Obesity spreads through friends, social networks
Obesity and Friends
A study of 12,067 people over a period of 32 years has found that social networks have a marked influence on obesity and weight gain. For example, if a person's close friend becomes obese, that person's chances of becoming obese increase 57 percent; for siblings, increase is 40 percent; and for spouses, increase is 37 percent.
Public health officials have been working hard to account for the dramatic rise in U.S. obesity rates. Many obvious factors, such as poor diet and a sedentary lifestyle, certainly contribute to the swelling statistics. However, these and other explanations tend to focus exclusively on how individuals' choices and behaviors affect their own weight.
Now, researchers from Harvard Medical School and the University of California, San Diego have found that obesity is hardly a private matter. Reporting in the July 26 edition of the New England Journal of Medicine, the researchers found that obesity spreads through social ties. When an individual gains weight, it dramatically increases the chances that their friends, siblings, and spouses will likewise gain weight. The closer two people are in a social network, the stronger the effect. Interestingly, geographical distance between persons in a social network appears to have no effect.

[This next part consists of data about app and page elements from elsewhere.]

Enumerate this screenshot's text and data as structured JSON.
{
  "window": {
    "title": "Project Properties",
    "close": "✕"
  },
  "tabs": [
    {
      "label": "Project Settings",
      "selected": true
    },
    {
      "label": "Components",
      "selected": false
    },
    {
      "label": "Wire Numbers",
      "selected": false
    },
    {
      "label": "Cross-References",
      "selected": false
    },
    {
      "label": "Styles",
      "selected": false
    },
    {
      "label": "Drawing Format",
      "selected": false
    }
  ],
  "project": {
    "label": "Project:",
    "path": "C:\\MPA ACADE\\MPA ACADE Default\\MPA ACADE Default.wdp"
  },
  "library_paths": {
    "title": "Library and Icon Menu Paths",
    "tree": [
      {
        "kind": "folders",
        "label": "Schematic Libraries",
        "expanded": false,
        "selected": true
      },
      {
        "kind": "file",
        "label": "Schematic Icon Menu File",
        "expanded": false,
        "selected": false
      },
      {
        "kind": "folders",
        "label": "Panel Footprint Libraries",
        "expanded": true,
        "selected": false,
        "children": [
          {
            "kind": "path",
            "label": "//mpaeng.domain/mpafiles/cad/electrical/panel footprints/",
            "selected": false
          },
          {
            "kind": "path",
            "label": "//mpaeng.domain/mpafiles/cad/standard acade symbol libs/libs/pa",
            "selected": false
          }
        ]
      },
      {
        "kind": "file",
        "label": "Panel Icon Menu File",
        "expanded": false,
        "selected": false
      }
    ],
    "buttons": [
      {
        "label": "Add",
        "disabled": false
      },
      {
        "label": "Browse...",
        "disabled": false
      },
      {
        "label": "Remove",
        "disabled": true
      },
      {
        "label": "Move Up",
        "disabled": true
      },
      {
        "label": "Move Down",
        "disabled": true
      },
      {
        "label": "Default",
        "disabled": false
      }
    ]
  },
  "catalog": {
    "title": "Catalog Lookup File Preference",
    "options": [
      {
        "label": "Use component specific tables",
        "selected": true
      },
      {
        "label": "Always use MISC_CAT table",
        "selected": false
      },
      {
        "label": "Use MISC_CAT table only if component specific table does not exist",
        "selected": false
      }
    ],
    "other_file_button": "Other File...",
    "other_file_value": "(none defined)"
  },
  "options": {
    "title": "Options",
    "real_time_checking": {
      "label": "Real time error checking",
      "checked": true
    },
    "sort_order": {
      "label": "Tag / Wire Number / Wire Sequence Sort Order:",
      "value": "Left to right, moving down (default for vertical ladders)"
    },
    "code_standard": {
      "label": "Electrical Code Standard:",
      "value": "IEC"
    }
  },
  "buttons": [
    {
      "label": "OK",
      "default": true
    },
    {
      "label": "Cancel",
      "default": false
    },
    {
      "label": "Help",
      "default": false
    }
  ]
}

"What we see here is that one person's obesity can influence numerous others to whom he or she is connected both directly and indirectly,' says Nicholas Christakis, MD, PhD, a professor in Harvard Medical School's Department of Health Care Policy. "In other words, it's not that obese or non-obese people simply find other similar people to hang out with. Rather, there is a direct, causal relationship."
Over the last 25 years, the incidence of obesity among U.S. adults has more than doubled, shooting from 15 to 32 percent. In addition, roughly 66 percent of U.S. adults are considered overweight. Christakis and U.C. San Diego researcher James Fowler, PhD, decided to analyze data from the Framingham Heart Study (an ongoing cardiovascular study begun in 1948) to see if any social patterns might elucidate these alarming rates.
Christakis and Fowler derived information from archived, handwritten administrative tracking sheets dating back to 1971. All family changes for each study participant, such as birth, marriage, death, and divorce, were recorded. In addition, participants had also listed contact information for their closest friends. Coincidentally, many of these friends were also study participants. Focusing on 12,067 individuals, Christakis and Fowler observed a total of 38,611 social and family ties. As they analyzed the data, the researchers also looked closely at the influence of gender, smoking, socioeconomic status, and geographic distance.
The study found that when an individual becomes obese, the chances that a friend of theirs will become obese increase by 57 percent. Their siblings have a 40 percent increased risk of obesity, and their spouse a 37 percent increased risk. However, that person's neighbor, if not a part of their social network, has no effect.
Gender played an important role in how these statistics broke down. In same-sex friendships, individuals experienced a 71 percent increased risk if a friend of theirs became obese. This pattern was also observed in siblings. Here, if a man's brother became obese, his chances of becoming obese increased by 44 percent. Among sisters, the risk was 67 percent. Friends and siblings of opposite genders showed no increased risk. While the researchers note that correlations among siblings provide evidence for a biological, and possibly even a genetic, component to obesity, patterns seen among friends indicate that there's more than biology at work.
Social connections seem to be key. Moreover, as Christakis notes, "The fact that neighbors don't affect each other and that geographic separation doesn't influence the risk among siblings or friends tells us that environmental factors are not essential here," says Christakis. "Most likely, the interpersonal, social network effects we observe arise not because friends and siblings adopt each other's lifestyles. It's more subtle that that. What appears to be happening is that a person becoming obese most likely causes a change of norms about what counts as an appropriate body size. People come to think that it is okay to be bigger since those around them are bigger, and this sensibility spreads."
Obesity, the authors conclude, needs to be seen not simply as a clinical issue but as a public health problem.
"We need to understand that a significant part of an individual's health is embedded in their network," says Fowler. "In fact, we really need to revisit our whole notion of cost-effectiveness. The fact that certain healthcare approaches won't just affect the individual but will also cascade through their social ties means that healthcare interventions are far more cost-effective than previously thought."
"The rising rate of obesity threatens to reverse the decline in disability in the older population, with major implications for the health care system," says Richard Suzman, Ph.D., director of the NIA